REQUIRED ACTION:
Your whole answer should be the number of lines in the material below that include the word "arrow".

DATA FOR THIS TASK:
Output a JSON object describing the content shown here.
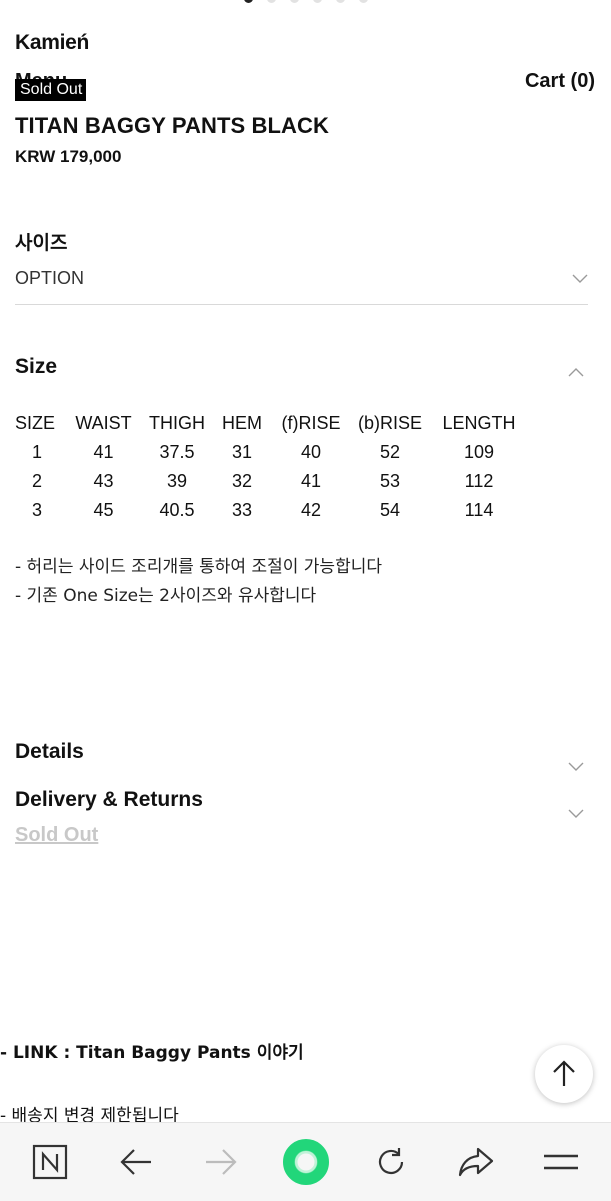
{
  "carousel": {
    "count": 6,
    "active": 0
  },
  "header": {
    "logo": "Kamień",
    "menu_label": "Menu",
    "sold_badge": "Sold Out",
    "cart_label": "Cart (0)"
  },
  "product": {
    "title": "TITAN BAGGY PANTS BLACK",
    "price": "KRW 179,000"
  },
  "option": {
    "label": "사이즈",
    "value": "OPTION"
  },
  "size_section": {
    "heading": "Size",
    "columns": [
      "SIZE",
      "WAIST",
      "THIGH",
      "HEM",
      "(f)RISE",
      "(b)RISE",
      "LENGTH"
    ],
    "rows": [
      [
        "1",
        "41",
        "37.5",
        "31",
        "40",
        "52",
        "109"
      ],
      [
        "2",
        "43",
        "39",
        "32",
        "41",
        "53",
        "112"
      ],
      [
        "3",
        "45",
        "40.5",
        "33",
        "42",
        "54",
        "114"
      ]
    ],
    "notes": [
      "- 허리는 사이드 조리개를 통하여 조절이 가능합니다",
      "- 기존 One Size는 2사이즈와 유사합니다"
    ]
  },
  "accordions": {
    "details": "Details",
    "delivery": "Delivery & Returns"
  },
  "sold_out_link": "Sold Out",
  "footer_text": {
    "link_line": "- LINK : Titan Baggy Pants 이야기",
    "shipping_line": "- 배송지 변경 제한됩니다"
  },
  "icons": {
    "brand": "naver-n-icon",
    "back": "arrow-left-icon",
    "forward": "arrow-right-icon",
    "home": "green-circle-icon",
    "reload": "reload-icon",
    "share": "share-icon",
    "menu": "hamburger-icon",
    "top": "arrow-up-icon"
  },
  "colors": {
    "badge_bg": "#000000",
    "sold_link": "#c8c8c8",
    "home_green": "#22d67a"
  }
}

THE COMPLETED TASK:
3